Copy every record exactly. Nothing may be skipped.

● Data provided
● ● ● ● ●

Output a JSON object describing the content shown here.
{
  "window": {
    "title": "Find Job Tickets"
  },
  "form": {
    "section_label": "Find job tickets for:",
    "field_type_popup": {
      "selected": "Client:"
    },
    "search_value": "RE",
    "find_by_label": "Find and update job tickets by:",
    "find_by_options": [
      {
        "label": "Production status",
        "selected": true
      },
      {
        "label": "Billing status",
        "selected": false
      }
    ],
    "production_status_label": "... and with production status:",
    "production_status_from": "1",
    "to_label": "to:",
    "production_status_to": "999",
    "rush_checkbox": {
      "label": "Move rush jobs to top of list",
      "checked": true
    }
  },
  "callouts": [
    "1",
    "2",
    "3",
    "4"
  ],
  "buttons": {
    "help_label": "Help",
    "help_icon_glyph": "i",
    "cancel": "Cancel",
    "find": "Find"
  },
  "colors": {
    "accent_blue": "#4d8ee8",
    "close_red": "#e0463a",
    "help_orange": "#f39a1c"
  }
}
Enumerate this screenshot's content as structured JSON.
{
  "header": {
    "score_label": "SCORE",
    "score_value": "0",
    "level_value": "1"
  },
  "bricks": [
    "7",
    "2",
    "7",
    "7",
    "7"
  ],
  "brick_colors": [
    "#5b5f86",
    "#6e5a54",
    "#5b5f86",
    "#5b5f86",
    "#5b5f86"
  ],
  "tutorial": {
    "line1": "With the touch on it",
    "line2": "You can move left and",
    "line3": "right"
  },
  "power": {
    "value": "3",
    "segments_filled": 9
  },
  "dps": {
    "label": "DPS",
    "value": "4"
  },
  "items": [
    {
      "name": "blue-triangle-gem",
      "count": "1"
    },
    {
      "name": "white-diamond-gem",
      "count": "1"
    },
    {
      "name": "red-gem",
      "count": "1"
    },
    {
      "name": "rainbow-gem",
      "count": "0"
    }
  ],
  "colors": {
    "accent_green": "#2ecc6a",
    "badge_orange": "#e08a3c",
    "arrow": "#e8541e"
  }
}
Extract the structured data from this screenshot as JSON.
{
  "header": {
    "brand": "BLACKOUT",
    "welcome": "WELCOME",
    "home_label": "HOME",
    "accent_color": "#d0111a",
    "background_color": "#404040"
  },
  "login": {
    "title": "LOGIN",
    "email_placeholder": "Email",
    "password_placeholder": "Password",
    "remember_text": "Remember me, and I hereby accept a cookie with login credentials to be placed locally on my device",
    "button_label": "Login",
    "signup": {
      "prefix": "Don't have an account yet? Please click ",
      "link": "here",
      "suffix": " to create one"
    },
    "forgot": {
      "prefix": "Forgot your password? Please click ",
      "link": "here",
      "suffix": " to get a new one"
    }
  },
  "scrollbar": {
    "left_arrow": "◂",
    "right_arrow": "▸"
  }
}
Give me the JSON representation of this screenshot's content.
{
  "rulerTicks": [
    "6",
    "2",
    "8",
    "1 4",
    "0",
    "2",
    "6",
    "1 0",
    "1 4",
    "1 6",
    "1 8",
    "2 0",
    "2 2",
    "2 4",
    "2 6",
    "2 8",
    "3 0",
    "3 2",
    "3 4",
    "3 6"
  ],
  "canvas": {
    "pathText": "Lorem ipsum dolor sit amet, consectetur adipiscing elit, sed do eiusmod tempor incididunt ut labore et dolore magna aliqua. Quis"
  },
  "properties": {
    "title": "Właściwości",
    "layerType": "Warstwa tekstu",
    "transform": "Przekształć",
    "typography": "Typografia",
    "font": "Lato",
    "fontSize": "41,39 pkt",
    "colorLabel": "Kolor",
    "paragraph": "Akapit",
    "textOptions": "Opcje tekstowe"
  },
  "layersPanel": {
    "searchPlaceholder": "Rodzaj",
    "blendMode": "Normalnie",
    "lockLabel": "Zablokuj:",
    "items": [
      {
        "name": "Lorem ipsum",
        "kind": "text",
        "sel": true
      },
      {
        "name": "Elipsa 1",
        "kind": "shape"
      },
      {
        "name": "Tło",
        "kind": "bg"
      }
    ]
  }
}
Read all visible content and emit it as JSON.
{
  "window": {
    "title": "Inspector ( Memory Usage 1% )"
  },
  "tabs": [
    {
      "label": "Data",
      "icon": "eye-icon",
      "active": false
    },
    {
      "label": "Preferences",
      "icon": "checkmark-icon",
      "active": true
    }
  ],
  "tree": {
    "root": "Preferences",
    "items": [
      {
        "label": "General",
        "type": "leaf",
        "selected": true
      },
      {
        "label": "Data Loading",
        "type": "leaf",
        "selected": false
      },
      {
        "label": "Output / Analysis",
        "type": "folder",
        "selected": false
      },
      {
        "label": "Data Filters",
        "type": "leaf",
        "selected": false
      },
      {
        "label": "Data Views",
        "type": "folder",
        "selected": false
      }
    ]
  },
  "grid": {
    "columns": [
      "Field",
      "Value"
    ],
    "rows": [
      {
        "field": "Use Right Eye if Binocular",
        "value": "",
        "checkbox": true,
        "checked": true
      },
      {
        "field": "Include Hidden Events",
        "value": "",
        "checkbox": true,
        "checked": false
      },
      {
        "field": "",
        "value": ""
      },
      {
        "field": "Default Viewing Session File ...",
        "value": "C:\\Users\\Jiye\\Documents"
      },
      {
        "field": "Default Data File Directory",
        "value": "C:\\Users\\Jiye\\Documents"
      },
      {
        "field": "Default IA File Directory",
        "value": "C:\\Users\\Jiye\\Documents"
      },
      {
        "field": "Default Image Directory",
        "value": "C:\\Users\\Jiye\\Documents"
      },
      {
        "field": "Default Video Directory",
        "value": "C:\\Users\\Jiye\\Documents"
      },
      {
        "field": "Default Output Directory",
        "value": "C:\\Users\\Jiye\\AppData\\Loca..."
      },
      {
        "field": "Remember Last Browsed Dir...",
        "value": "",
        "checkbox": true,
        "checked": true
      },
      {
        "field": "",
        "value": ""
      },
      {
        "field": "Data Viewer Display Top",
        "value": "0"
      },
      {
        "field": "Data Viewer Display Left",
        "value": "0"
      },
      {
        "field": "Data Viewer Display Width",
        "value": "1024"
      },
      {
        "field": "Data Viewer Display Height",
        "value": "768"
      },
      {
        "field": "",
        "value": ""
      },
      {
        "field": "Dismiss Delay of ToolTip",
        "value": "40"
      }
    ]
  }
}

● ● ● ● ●

● Exercise response
Output a JSON object describing the content shown here.
{
  "window": {
    "title": "Find Job Tickets"
  },
  "form": {
    "section_label": "Find job tickets for:",
    "field_type_popup": {
      "selected": "Client:"
    },
    "search_value": "RE",
    "find_by_label": "Find and update job tickets by:",
    "find_by_options": [
      {
        "label": "Production status",
        "selected": true
      },
      {
        "label": "Billing status",
        "selected": false
      }
    ],
    "production_status_label": "... and with production status:",
    "production_status_from": "1",
    "to_label": "to:",
    "production_status_to": "999",
    "rush_checkbox": {
      "label": "Move rush jobs to top of list",
      "checked": true
    }
  },
  "callouts": [
    "1",
    "2",
    "3",
    "4"
  ],
  "buttons": {
    "help_label": "Help",
    "help_icon_glyph": "i",
    "cancel": "Cancel",
    "find": "Find"
  },
  "colors": {
    "accent_blue": "#4d8ee8",
    "close_red": "#e0463a",
    "help_orange": "#f39a1c"
  }
}
Enumerate this screenshot's content as structured JSON.
{
  "header": {
    "score_label": "SCORE",
    "score_value": "0",
    "level_value": "1"
  },
  "bricks": [
    "7",
    "2",
    "7",
    "7",
    "7"
  ],
  "brick_colors": [
    "#5b5f86",
    "#6e5a54",
    "#5b5f86",
    "#5b5f86",
    "#5b5f86"
  ],
  "tutorial": {
    "line1": "With the touch on it",
    "line2": "You can move left and",
    "line3": "right"
  },
  "power": {
    "value": "3",
    "segments_filled": 9
  },
  "dps": {
    "label": "DPS",
    "value": "4"
  },
  "items": [
    {
      "name": "blue-triangle-gem",
      "count": "1"
    },
    {
      "name": "white-diamond-gem",
      "count": "1"
    },
    {
      "name": "red-gem",
      "count": "1"
    },
    {
      "name": "rainbow-gem",
      "count": "0"
    }
  ],
  "colors": {
    "accent_green": "#2ecc6a",
    "badge_orange": "#e08a3c",
    "arrow": "#e8541e"
  }
}
Extract the structured data from this screenshot as JSON.
{
  "header": {
    "brand": "BLACKOUT",
    "welcome": "WELCOME",
    "home_label": "HOME",
    "accent_color": "#d0111a",
    "background_color": "#404040"
  },
  "login": {
    "title": "LOGIN",
    "email_placeholder": "Email",
    "password_placeholder": "Password",
    "remember_text": "Remember me, and I hereby accept a cookie with login credentials to be placed locally on my device",
    "button_label": "Login",
    "signup": {
      "prefix": "Don't have an account yet? Please click ",
      "link": "here",
      "suffix": " to create one"
    },
    "forgot": {
      "prefix": "Forgot your password? Please click ",
      "link": "here",
      "suffix": " to get a new one"
    }
  },
  "scrollbar": {
    "left_arrow": "◂",
    "right_arrow": "▸"
  }
}
Give me the JSON representation of this screenshot's content.
{
  "rulerTicks": [
    "6",
    "2",
    "8",
    "1 4",
    "0",
    "2",
    "6",
    "1 0",
    "1 4",
    "1 6",
    "1 8",
    "2 0",
    "2 2",
    "2 4",
    "2 6",
    "2 8",
    "3 0",
    "3 2",
    "3 4",
    "3 6"
  ],
  "canvas": {
    "pathText": "Lorem ipsum dolor sit amet, consectetur adipiscing elit, sed do eiusmod tempor incididunt ut labore et dolore magna aliqua. Quis"
  },
  "properties": {
    "title": "Właściwości",
    "layerType": "Warstwa tekstu",
    "transform": "Przekształć",
    "typography": "Typografia",
    "font": "Lato",
    "fontSize": "41,39 pkt",
    "colorLabel": "Kolor",
    "paragraph": "Akapit",
    "textOptions": "Opcje tekstowe"
  },
  "layersPanel": {
    "searchPlaceholder": "Rodzaj",
    "blendMode": "Normalnie",
    "lockLabel": "Zablokuj:",
    "items": [
      {
        "name": "Lorem ipsum",
        "kind": "text",
        "sel": true
      },
      {
        "name": "Elipsa 1",
        "kind": "shape"
      },
      {
        "name": "Tło",
        "kind": "bg"
      }
    ]
  }
}
Read all visible content and emit it as JSON.
{
  "window": {
    "title": "Inspector ( Memory Usage 1% )"
  },
  "tabs": [
    {
      "label": "Data",
      "icon": "eye-icon",
      "active": false
    },
    {
      "label": "Preferences",
      "icon": "checkmark-icon",
      "active": true
    }
  ],
  "tree": {
    "root": "Preferences",
    "items": [
      {
        "label": "General",
        "type": "leaf",
        "selected": true
      },
      {
        "label": "Data Loading",
        "type": "leaf",
        "selected": false
      },
      {
        "label": "Output / Analysis",
        "type": "folder",
        "selected": false
      },
      {
        "label": "Data Filters",
        "type": "leaf",
        "selected": false
      },
      {
        "label": "Data Views",
        "type": "folder",
        "selected": false
      }
    ]
  },
  "grid": {
    "columns": [
      "Field",
      "Value"
    ],
    "rows": [
      {
        "field": "Use Right Eye if Binocular",
        "value": "",
        "checkbox": true,
        "checked": true
      },
      {
        "field": "Include Hidden Events",
        "value": "",
        "checkbox": true,
        "checked": false
      },
      {
        "field": "",
        "value": ""
      },
      {
        "field": "Default Viewing Session File ...",
        "value": "C:\\Users\\Jiye\\Documents"
      },
      {
        "field": "Default Data File Directory",
        "value": "C:\\Users\\Jiye\\Documents"
      },
      {
        "field": "Default IA File Directory",
        "value": "C:\\Users\\Jiye\\Documents"
      },
      {
        "field": "Default Image Directory",
        "value": "C:\\Users\\Jiye\\Documents"
      },
      {
        "field": "Default Video Directory",
        "value": "C:\\Users\\Jiye\\Documents"
      },
      {
        "field": "Default Output Directory",
        "value": "C:\\Users\\Jiye\\AppData\\Loca..."
      },
      {
        "field": "Remember Last Browsed Dir...",
        "value": "",
        "checkbox": true,
        "checked": true
      },
      {
        "field": "",
        "value": ""
      },
      {
        "field": "Data Viewer Display Top",
        "value": "0"
      },
      {
        "field": "Data Viewer Display Left",
        "value": "0"
      },
      {
        "field": "Data Viewer Display Width",
        "value": "1024"
      },
      {
        "field": "Data Viewer Display Height",
        "value": "768"
      },
      {
        "field": "",
        "value": ""
      },
      {
        "field": "Dismiss Delay of ToolTip",
        "value": "40"
      }
    ]
  }
}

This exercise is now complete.